▶ [INFORMATION SUPPLIED]:
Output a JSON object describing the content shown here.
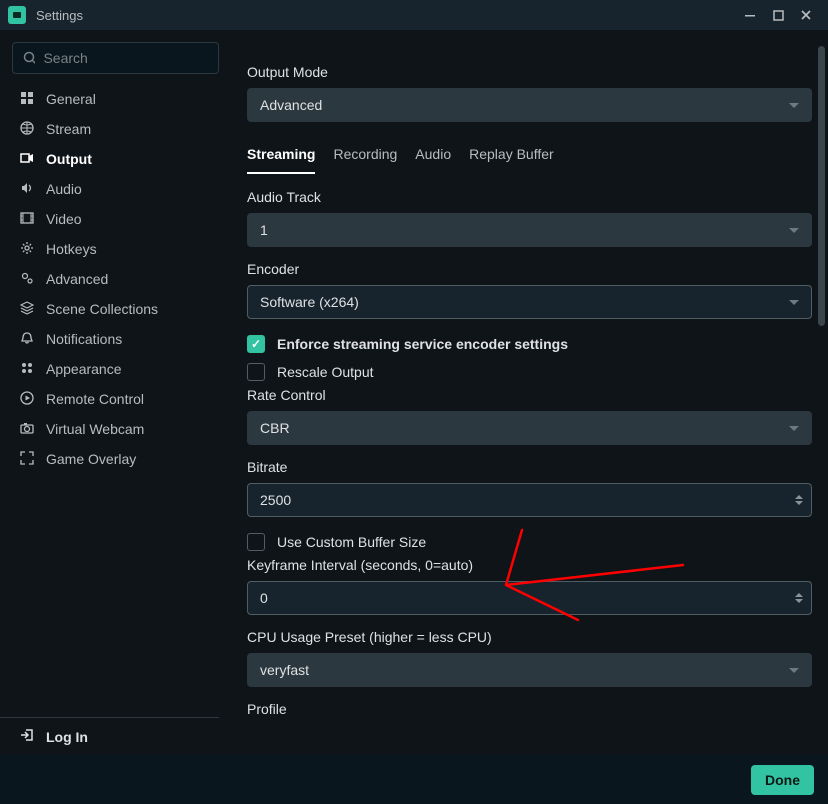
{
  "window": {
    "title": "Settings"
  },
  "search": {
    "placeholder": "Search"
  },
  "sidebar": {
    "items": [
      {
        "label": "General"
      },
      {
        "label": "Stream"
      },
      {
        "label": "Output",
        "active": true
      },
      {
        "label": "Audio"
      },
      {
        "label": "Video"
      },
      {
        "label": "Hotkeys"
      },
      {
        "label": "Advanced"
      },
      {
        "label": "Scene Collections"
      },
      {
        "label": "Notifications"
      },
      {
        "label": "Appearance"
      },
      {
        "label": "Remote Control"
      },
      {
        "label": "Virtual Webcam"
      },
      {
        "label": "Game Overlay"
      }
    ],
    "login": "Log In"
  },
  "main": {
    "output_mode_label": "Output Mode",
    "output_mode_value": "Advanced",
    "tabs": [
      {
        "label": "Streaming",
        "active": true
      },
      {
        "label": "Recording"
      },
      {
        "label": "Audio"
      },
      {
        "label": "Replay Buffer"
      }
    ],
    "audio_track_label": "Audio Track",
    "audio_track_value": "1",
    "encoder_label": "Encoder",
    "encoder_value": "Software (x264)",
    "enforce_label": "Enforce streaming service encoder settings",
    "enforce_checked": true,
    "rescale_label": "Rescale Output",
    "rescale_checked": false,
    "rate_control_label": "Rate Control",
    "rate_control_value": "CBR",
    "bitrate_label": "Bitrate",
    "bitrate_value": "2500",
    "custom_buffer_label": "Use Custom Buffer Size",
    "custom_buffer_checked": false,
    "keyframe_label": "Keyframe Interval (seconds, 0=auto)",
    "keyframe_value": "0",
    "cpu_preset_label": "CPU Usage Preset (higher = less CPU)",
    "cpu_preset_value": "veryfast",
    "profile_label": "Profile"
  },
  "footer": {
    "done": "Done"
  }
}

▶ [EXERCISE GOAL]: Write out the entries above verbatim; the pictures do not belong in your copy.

▶ [WRITTEN RESPONSE]:
Output a JSON object describing the content shown here.
{
  "window": {
    "title": "Settings"
  },
  "search": {
    "placeholder": "Search"
  },
  "sidebar": {
    "items": [
      {
        "label": "General"
      },
      {
        "label": "Stream"
      },
      {
        "label": "Output",
        "active": true
      },
      {
        "label": "Audio"
      },
      {
        "label": "Video"
      },
      {
        "label": "Hotkeys"
      },
      {
        "label": "Advanced"
      },
      {
        "label": "Scene Collections"
      },
      {
        "label": "Notifications"
      },
      {
        "label": "Appearance"
      },
      {
        "label": "Remote Control"
      },
      {
        "label": "Virtual Webcam"
      },
      {
        "label": "Game Overlay"
      }
    ],
    "login": "Log In"
  },
  "main": {
    "output_mode_label": "Output Mode",
    "output_mode_value": "Advanced",
    "tabs": [
      {
        "label": "Streaming",
        "active": true
      },
      {
        "label": "Recording"
      },
      {
        "label": "Audio"
      },
      {
        "label": "Replay Buffer"
      }
    ],
    "audio_track_label": "Audio Track",
    "audio_track_value": "1",
    "encoder_label": "Encoder",
    "encoder_value": "Software (x264)",
    "enforce_label": "Enforce streaming service encoder settings",
    "enforce_checked": true,
    "rescale_label": "Rescale Output",
    "rescale_checked": false,
    "rate_control_label": "Rate Control",
    "rate_control_value": "CBR",
    "bitrate_label": "Bitrate",
    "bitrate_value": "2500",
    "custom_buffer_label": "Use Custom Buffer Size",
    "custom_buffer_checked": false,
    "keyframe_label": "Keyframe Interval (seconds, 0=auto)",
    "keyframe_value": "0",
    "cpu_preset_label": "CPU Usage Preset (higher = less CPU)",
    "cpu_preset_value": "veryfast",
    "profile_label": "Profile"
  },
  "footer": {
    "done": "Done"
  }
}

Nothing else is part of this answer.